A brief glimmer of hope gets dangled early on that this could become character driven once we we're allowed more time for the characters to really develop, but this gets shot down after a couple of episodes where we realise they were almost as fully fleshed out already as they were ever going to be; the gun nerd really is just a gun nerd, the blonde nurse never escapes the stereotyped dumb blonde shell and the kendo champion barely says anything worth listening to unless its with her blade. As the lead breaks away from the pack with another cast member we may be given brief insight into their past but it never leads up to anything or has any consequence in future episodes, everything far too readily resolved by that episodes conclusion.

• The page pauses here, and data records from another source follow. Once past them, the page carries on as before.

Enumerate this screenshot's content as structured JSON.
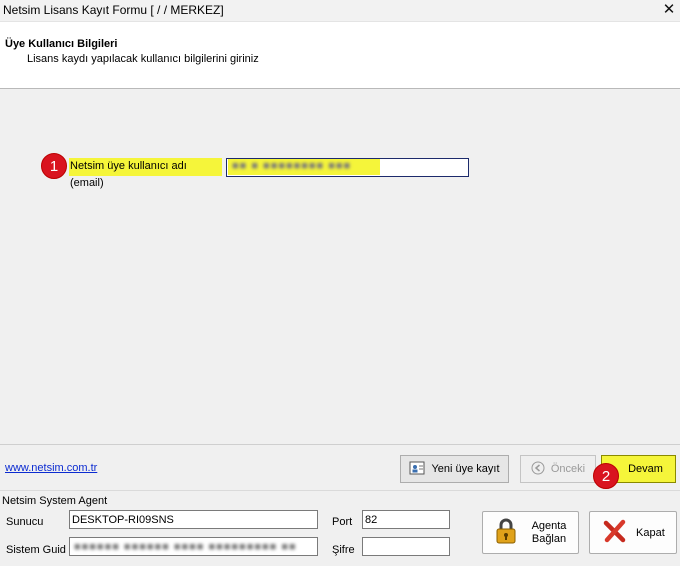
{
  "window": {
    "title": "Netsim Lisans Kayıt Formu [  /  / MERKEZ]",
    "close_glyph": "✕"
  },
  "header": {
    "title": "Üye Kullanıcı Bilgileri",
    "subtitle": "Lisans kaydı yapılacak kullanıcı bilgilerini giriniz"
  },
  "form": {
    "email_label": "Netsim üye kullanıcı adı (email)",
    "email_value": ""
  },
  "markers": {
    "one": "1",
    "two": "2"
  },
  "footer": {
    "link": "www.netsim.com.tr",
    "buttons": {
      "new_member": "Yeni üye kayıt",
      "previous": "Önceki",
      "next": "Devam"
    }
  },
  "agent": {
    "section_title": "Netsim System Agent",
    "server_label": "Sunucu",
    "server_value": "DESKTOP-RI09SNS",
    "port_label": "Port",
    "port_value": "82",
    "guid_label": "Sistem Guid",
    "guid_value": "",
    "password_label": "Şifre",
    "password_value": "",
    "connect_button": "Agenta Bağlan",
    "close_button": "Kapat"
  },
  "colors": {
    "highlight": "#f5f53a",
    "marker": "#d9141f",
    "link": "#0b2bd1"
  },
  "icons": [
    "close-icon",
    "new-member-icon",
    "back-arrow-icon",
    "lock-icon",
    "x-icon"
  ]
}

Instead they try to compensate by gradually adding new characters to the mix but since they never really do anything with them, it feels like something of a futile effort and a cheap trick to try to maintain interest.
And yet my interest is maintained and I still find myself finishing the series thanks largely to the one thing that they manage to get spot on; the action. Whilst not this production companies finest work, it's still a far cry from being badly done, with the sequences only improving as the series progresses. Much of it is still filled with the ridiculous superhuman feats of jumping and manoeuvring around the zombies like no high school kids should be able to do; learning the use of weaponry faster than should be possible and conveniently stumbling upon items to make use of in the upcoming battles and lend variety to the proceedings which all typify the action in other anime series, but it's the finer details that they excel at. The consequences of using loud weapons to draw attention, the use of their surroundings and the facial expressions on the characters, each given their role to play not too dissimilar from an RPG with their defined roles and attributes. Whilst perhaps I wonder if it wouldn't have made a better video game than a series, much like Gantz, it is this saving grace that prevents it from being the atrocity it might have been.